Over the years, my family has amassed quite a collection of Christmas albums. Among them are a few that I’ve deemed the cream of the crop, the Christmas Must List. One of those is Neil Diamond’s Christmas album, so when I heard he was coming out with a third album this year, I realized that meant there was a second album floating around out there that I’d never listened to. I couldn’t let this situation last...
1. Joy to the World - The boisterous Soul Children of Chicago help Neil out on this track, taking the bulk of the song. I like the unique opening and the electric guitar solo in the middle.
2. Mary's Little Boy Child - I love Boney M.’s version of this song, but Neil’s feels a little too lackadaisical. In comparison with their exuberant rendition, his is downright drowsy. Really can’t get into this one.
3. Deck The Halls / We Wish You A Merry Christmas - I love the barbershop-flavored White Christmas from Neil’s first album, and this medley offers more wonderful harmonies. It’s all a cappella, and it all sounds wonderful. Kudos to the 139th Street Quartet here.
4. Winter Wonderland - A very peppy version of the song that incorporates some jazzy horns under the direction of David Campbell and features a slammin’ electric guitar solo by Waddy Wachtel.
5. Have Yourself a Merry Little Christmas - This piano-driven rendition is slow and smooth. It’s not particularly poignant, but Neil sings it well, and Tom Hensley seems to have a good time tickling those ivories.
6. I'll Be Home For Christmas - This one always goes especially well with the previous song; having them back-to-back almost makes them seem like a medley. Tommy Morgan is the standout performer on this track, with his lengthy harmonica solo capturing the song’s melancholy edge. Neil also really gets into the song during the chorus.
7. Rudolph the Red-Nosed Reindeer - This is a rather fun version of a favorite among the kiddies. The percussion and organ give the song a really unique, almost calypso-like sound. Neil’s spoken bit encouraging kids not to take teasing to heart is also nice.
8. Sleigh Ride - As somebody who was in charge of shaking the sleigh bells during my high school orchestra’s performance of this song, I appreciate the fact that it actually does feature jingling bells. I hate it when people leave them out. I also like the little “pop” of the chestnuts and the bit of whistling Neil does toward the end.
9. Candlelight Carol - The only song on the album I hadn’t heard before. A very sweet, tender lullaby written by John Rutter. The Ambrosian Singers add a celestial touch to Neil’s earthy vocals. The tune is lovely and reminds me a bit of Rainbow Connection. Probably my favorite track. “Candlelight, angel-light / Firelight and star glow / Shine on his cradle till breaking of dawn / Gloria, Gloria in excelsis Deo! / Angels are singing / The Christ child is born.”
10. Away in a Manger - Neil sings this lively version of the sleepy classic well, but it’s Kenny Blackwell on the mandolin and Brian Mann on the accordion who give the song such an unusual flavor. Excellent instrumentals.

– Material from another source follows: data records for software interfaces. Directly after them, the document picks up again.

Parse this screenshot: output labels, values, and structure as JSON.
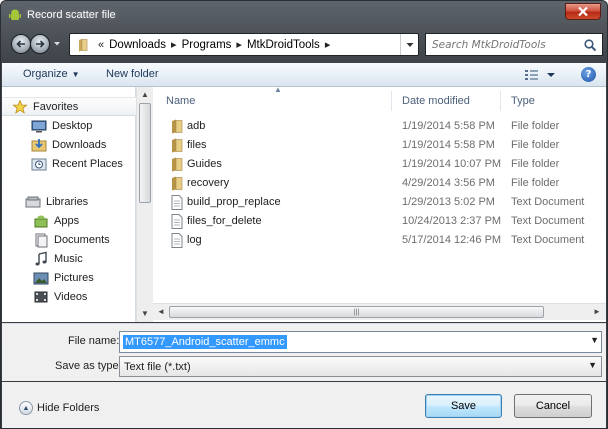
{
  "window": {
    "title": "Record scatter  file",
    "icons": {
      "app": "android-icon",
      "close": "close-icon"
    }
  },
  "address": {
    "prefix": "«",
    "segments": [
      "Downloads",
      "Programs",
      "MtkDroidTools"
    ],
    "search_placeholder": "Search MtkDroidTools"
  },
  "toolbar": {
    "organize_label": "Organize",
    "new_folder_label": "New folder",
    "help_label": "?"
  },
  "nav": {
    "favorites_label": "Favorites",
    "favorites": [
      "Desktop",
      "Downloads",
      "Recent Places"
    ],
    "libraries_label": "Libraries",
    "libraries": [
      "Apps",
      "Documents",
      "Music",
      "Pictures",
      "Videos"
    ]
  },
  "columns": {
    "name": "Name",
    "date": "Date modified",
    "type": "Type"
  },
  "files": [
    {
      "name": "adb",
      "date": "1/19/2014 5:58 PM",
      "type": "File folder",
      "icon": "folder-icon"
    },
    {
      "name": "files",
      "date": "1/19/2014 5:58 PM",
      "type": "File folder",
      "icon": "folder-icon"
    },
    {
      "name": "Guides",
      "date": "1/19/2014 10:07 PM",
      "type": "File folder",
      "icon": "folder-icon"
    },
    {
      "name": "recovery",
      "date": "4/29/2014 3:56 PM",
      "type": "File folder",
      "icon": "folder-icon"
    },
    {
      "name": "build_prop_replace",
      "date": "1/29/2013 5:02 PM",
      "type": "Text Document",
      "icon": "text-file-icon"
    },
    {
      "name": "files_for_delete",
      "date": "10/24/2013 2:37 PM",
      "type": "Text Document",
      "icon": "text-file-icon"
    },
    {
      "name": "log",
      "date": "5/17/2014 12:46 PM",
      "type": "Text Document",
      "icon": "text-file-icon"
    }
  ],
  "form": {
    "filename_label": "File name:",
    "filename_value": "MT6577_Android_scatter_emmc",
    "savetype_label": "Save as type:",
    "savetype_value": "Text file (*.txt)"
  },
  "buttons": {
    "hide_folders": "Hide Folders",
    "save": "Save",
    "cancel": "Cancel"
  },
  "colors": {
    "selection": "#3399ff",
    "toolbar_text": "#1e395b",
    "header_text": "#4c607a"
  }
}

11. O Come All Ye Faithful - A straightforward rendition of the carol that is at its best in the midsection when Neil switches over to Italian and is joined by the Ambrosian Singers, who are on hand throughout the rest of the tracks.
12. O Little Town of Bethlehem - The choir makes a nice contribution again to this basic version of the carol.
13. Angels We Have Heard on High - Some great keyboard work here by Robbie Buchanan, and the chorus members capture the ethereality and majesty of the angels with their singing on the “gloria”s.
14. First Noel - Jon Clarke starts the track out with a gorgeous flute performance, while Carl Smith and Buchanan pitch in later with the lute and harmonium. The choir also add some lovely harmonies toward the end.
15. Hallelujah Chorus - A triumphant way to end the album, though the focus is more on the choir than on Neil, who doesn’t quite blend seamlessly with the Ambrosian Singers here.
I like this album. But I don’t love it. Compared to the first album, it feels like a bit of a rush job, an afterthought just trying to cash in on the success of the first one. Some of the tracks are unique, and almost all are well done, but too few of them bear Neil’s unique stamp. If you want to add to your Christmas collection, Neil Diamond: The Christmas Album II is a perfectly good selection, but if you have to choose between the two, stick with the first.
My Favorite Christmas Songs
This is an entry in Chelledun's "Get Those Holiday Reviews Out" Write-Off. Let's get into the Christmas spirit!